MoMEMta provides the useful typedef LorentzVector for Lorentz Vectors in the file momemta/Types.h


MoMEMta checks that your inputs are physical, i.e. have non-negative energy and mass. Due e.g. to machine precision issues, it is possible your inputs have slightly negative masses without you noticing it. However, MoMEMta can produce nonsensical output or even crash in this case (garbage in, garbage out). It's up to the user to correct the inputs in those cases.

The function computeWeights() starts the Monte-Carlo integration: the integrand function is called a large number of times, each time passing as input a phase-space point vector (where the length of the vector is the dimensionality of the integrated phase-space) with elements between 0 and 1, and returning as output the integrated function evaluated on this point.

computeWeights() returns a vector of pairs (weight, uncertainty). In most cases, this vector will contain only one entry, but MoMEMta allows the possibility to define vector integrands, i.e. integrate multi-valued functions, and return a weight and uncertainty for each component.

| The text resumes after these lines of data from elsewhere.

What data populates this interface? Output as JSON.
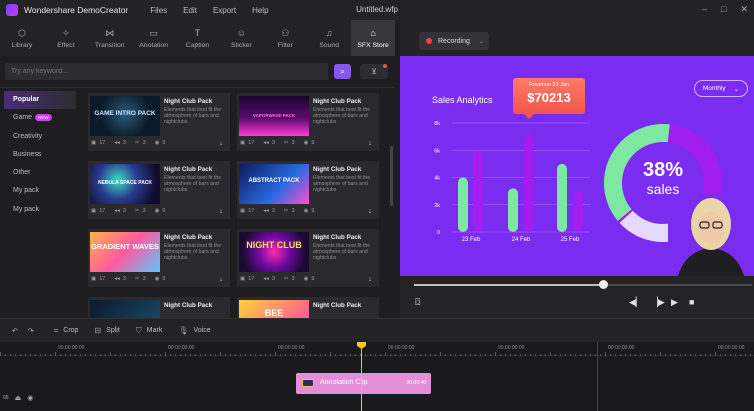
{
  "app": {
    "name": "Wondershare DemoCreator",
    "document_title": "Untitled.wfp",
    "menu": [
      "Files",
      "Edit",
      "Export",
      "Help"
    ]
  },
  "toolbar": {
    "tabs": [
      {
        "label": "Library",
        "icon": "library-icon",
        "glyph": "⬡"
      },
      {
        "label": "Effect",
        "icon": "effect-icon",
        "glyph": "✧"
      },
      {
        "label": "Transition",
        "icon": "transition-icon",
        "glyph": "⋈"
      },
      {
        "label": "Anotation",
        "icon": "annotation-icon",
        "glyph": "▭"
      },
      {
        "label": "Caption",
        "icon": "caption-icon",
        "glyph": "T"
      },
      {
        "label": "Sticker",
        "icon": "sticker-icon",
        "glyph": "☺"
      },
      {
        "label": "Filter",
        "icon": "filter-icon",
        "glyph": "⚇"
      },
      {
        "label": "Sound",
        "icon": "sound-icon",
        "glyph": "♫"
      },
      {
        "label": "SFX Store",
        "icon": "store-icon",
        "glyph": "⌂",
        "active": true
      }
    ]
  },
  "search": {
    "placeholder": "Try any keyword..."
  },
  "categories": [
    {
      "label": "Popular",
      "active": true
    },
    {
      "label": "Game",
      "badge": "NEW"
    },
    {
      "label": "Creativity"
    },
    {
      "label": "Business"
    },
    {
      "label": "Other"
    },
    {
      "label": "My pack"
    },
    {
      "label": "My pack"
    }
  ],
  "cards": [
    {
      "title": "Night Club Pack",
      "desc": "Elements that best fit the atmosphere of bars and nightclubs",
      "thumb": "GAME INTRO PACK",
      "stats": [
        "17",
        "3",
        "3",
        "9"
      ]
    },
    {
      "title": "Night Club Pack",
      "desc": "Elements that best fit the atmosphere of bars and nightclubs",
      "thumb": "VAPORWAVE PACK",
      "stats": [
        "17",
        "3",
        "3",
        "9"
      ]
    },
    {
      "title": "Night Club Pack",
      "desc": "Elements that best fit the atmosphere of bars and nightclubs",
      "thumb": "NEBULA SPACE PACK",
      "stats": [
        "17",
        "3",
        "3",
        "9"
      ]
    },
    {
      "title": "Night Club Pack",
      "desc": "Elements that best fit the atmosphere of bars and nightclubs",
      "thumb": "ABSTRACT PACK",
      "stats": [
        "17",
        "3",
        "3",
        "9"
      ]
    },
    {
      "title": "Night Club Pack",
      "desc": "Elements that best fit the atmosphere of bars and nightclubs",
      "thumb": "GRADIENT WAVES",
      "stats": [
        "17",
        "3",
        "3",
        "9"
      ]
    },
    {
      "title": "Night Club Pack",
      "desc": "Elements that best fit the atmosphere of bars and nightclubs",
      "thumb": "NIGHT CLUB",
      "stats": [
        "17",
        "3",
        "3",
        "9"
      ]
    },
    {
      "title": "Night Club Pack",
      "desc": "Elements that best fit the atmosphere of bars and nightclubs",
      "thumb": "",
      "stats": []
    },
    {
      "title": "Night Club Pack",
      "desc": "Elements that best fit the atmosphere of bars and nightclubs",
      "thumb": "BEE",
      "stats": []
    }
  ],
  "recording": {
    "label": "Recording"
  },
  "preview": {
    "title": "Sales Analytics",
    "tooltip_label": "Revenue 21 Jan",
    "tooltip_value": "$70213",
    "period": "Monthly",
    "donut_pct": "38%",
    "donut_label": "sales",
    "colors": {
      "bg": "#7a2df0",
      "green": "#7ee8a2",
      "purple": "#a21df0",
      "accent": "#ff6b5e"
    }
  },
  "chart_data": {
    "type": "bar",
    "title": "Sales Analytics",
    "categories": [
      "23 Feb",
      "24 Feb",
      "25 Feb"
    ],
    "yticks": [
      "8k",
      "6k",
      "4k",
      "2k",
      "0"
    ],
    "ylim": [
      0,
      8000
    ],
    "series": [
      {
        "values": [
          4000,
          6000,
          3200,
          7200,
          5000,
          3000
        ]
      }
    ],
    "grid": true
  },
  "editbar": {
    "items": [
      {
        "label": "Crop",
        "icon": "crop-icon",
        "glyph": "⌗"
      },
      {
        "label": "Split",
        "icon": "split-icon",
        "glyph": "⊟"
      },
      {
        "label": "Mark",
        "icon": "mark-icon",
        "glyph": "⛉"
      },
      {
        "label": "Voice",
        "icon": "voice-icon",
        "glyph": "🎙"
      }
    ]
  },
  "timeline": {
    "timecodes": [
      "00:00:00:00",
      "00:00:00:00",
      "00:00:00:00",
      "00:00:00:00",
      "00:00:00:00",
      "00:00:00:00",
      "00:00:00:00"
    ],
    "clip_label": "Annotation Clip",
    "clip_duration": "00:00:40"
  }
}
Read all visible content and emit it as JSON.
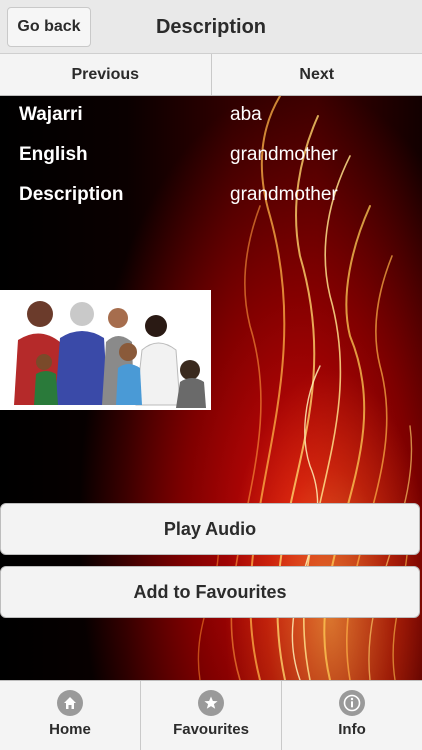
{
  "header": {
    "back_label": "Go back",
    "title": "Description"
  },
  "nav": {
    "previous_label": "Previous",
    "next_label": "Next"
  },
  "entry": {
    "rows": [
      {
        "key": "Wajarri",
        "value": "aba"
      },
      {
        "key": "English",
        "value": "grandmother"
      },
      {
        "key": "Description",
        "value": "grandmother"
      }
    ]
  },
  "actions": {
    "play_audio": "Play Audio",
    "add_favourites": "Add to Favourites"
  },
  "tabs": [
    {
      "label": "Home",
      "icon": "home-icon"
    },
    {
      "label": "Favourites",
      "icon": "star-icon"
    },
    {
      "label": "Info",
      "icon": "info-icon"
    }
  ],
  "colors": {
    "accent_red": "#c40000",
    "flame_yellow": "#ffd24a"
  }
}
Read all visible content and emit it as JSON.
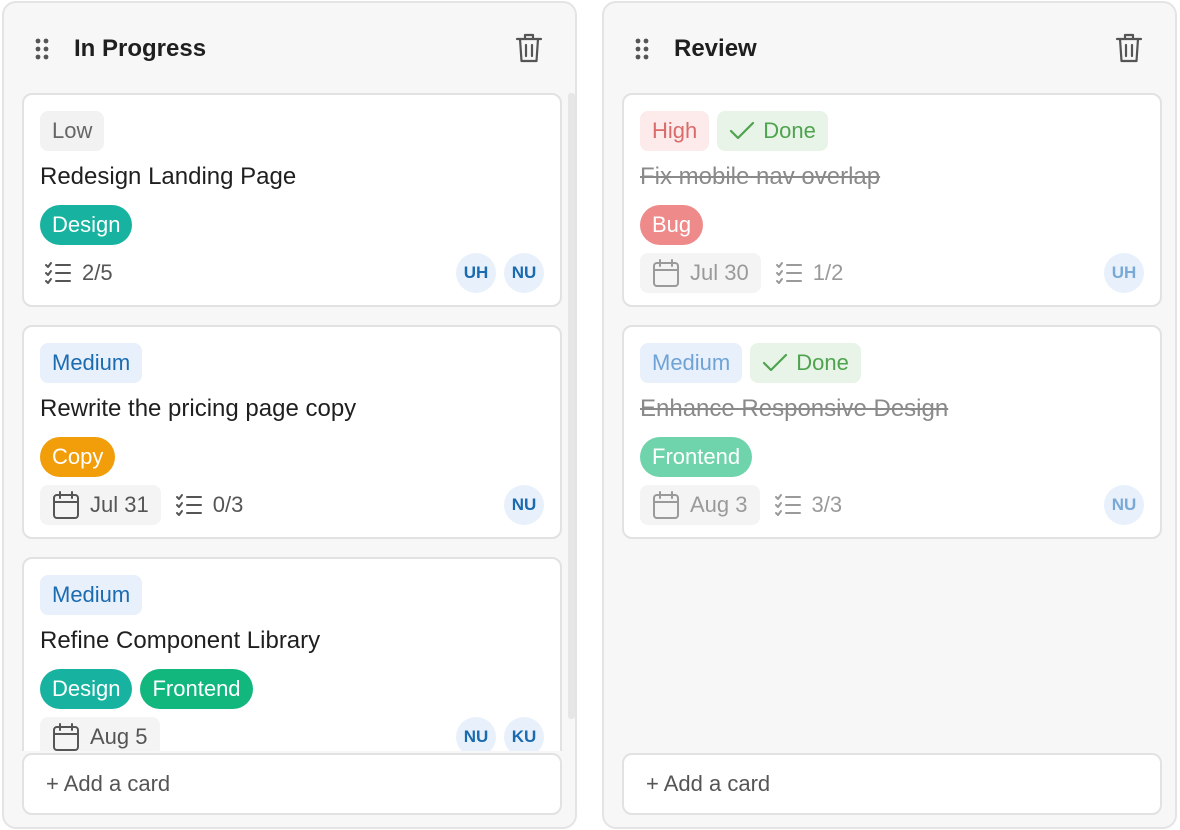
{
  "colors": {
    "design": "#18b3a0",
    "copy": "#f29d0a",
    "frontend": "#12b77e",
    "bug": "#ee8a8a",
    "frontend_muted": "#6fd4ab"
  },
  "columns": [
    {
      "title": "In Progress",
      "add_card_label": "+ Add a card",
      "cards": [
        {
          "priority": "Low",
          "title": "Redesign Landing Page",
          "tags": [
            "Design"
          ],
          "checklist": "2/5",
          "avatars": [
            "UH",
            "NU"
          ]
        },
        {
          "priority": "Medium",
          "title": "Rewrite the pricing page copy",
          "tags": [
            "Copy"
          ],
          "due": "Jul 31",
          "checklist": "0/3",
          "avatars": [
            "NU"
          ]
        },
        {
          "priority": "Medium",
          "title": "Refine Component Library",
          "tags": [
            "Design",
            "Frontend"
          ],
          "due": "Aug 5",
          "avatars": [
            "NU",
            "KU"
          ]
        }
      ]
    },
    {
      "title": "Review",
      "add_card_label": "+ Add a card",
      "cards": [
        {
          "priority": "High",
          "status": "Done",
          "title": "Fix mobile nav overlap",
          "tags": [
            "Bug"
          ],
          "due": "Jul 30",
          "checklist": "1/2",
          "avatars": [
            "UH"
          ]
        },
        {
          "priority": "Medium",
          "status": "Done",
          "title": "Enhance Responsive Design",
          "tags": [
            "Frontend"
          ],
          "due": "Aug 3",
          "checklist": "3/3",
          "avatars": [
            "NU"
          ]
        }
      ]
    }
  ]
}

Python bindings

Calling MoMEMta from python is also possible, provided the python bindings have been built (see the build options). If you have not installed MoMEMta system-wide but in a user-defined directory (say MOMEMTA_DIR), you should make sure the two following conditions are satisfied:

  • $MOMEMTA_DIR/lib[64]/pythonX/site-packages/ (exact path depends on your system) should be in your PYTHONPATH
  • $MOMEMTA_DIR/lib/ should be in your LD_LIBRARY_PATH

Then, you might call MoMEMta from your python analysis script in this manner:

import momemta

# Restrict logging to "error" level

momemta_cfg = momemta.ConfigurationReader("path_to_config.lua")
momemta_computer = momemta.MoMEMta(momemta_cfg.freeze())

# px, py, pz, E
p1 = [10, 20, 30, 200]
p2 = [-10, 20, -30, 200]

## Using ROOT 4-vectors is also possible
# import ROOT
# LorentzVector = ROOT.Math.LorentzVector(ROOT.Math.PxPyPzE4D("double"))
# p1 = LorentzVector(10, 20, 30, 200)
# p2 = LorentzVector(-10, 20, -30, 200)

result = momemta_computer.computeWeights([p1, p2])
print("Weight: {} +- {}".format(result[0][0], result[0][1]))

More information about the Python bindings can be found in the technical documentation.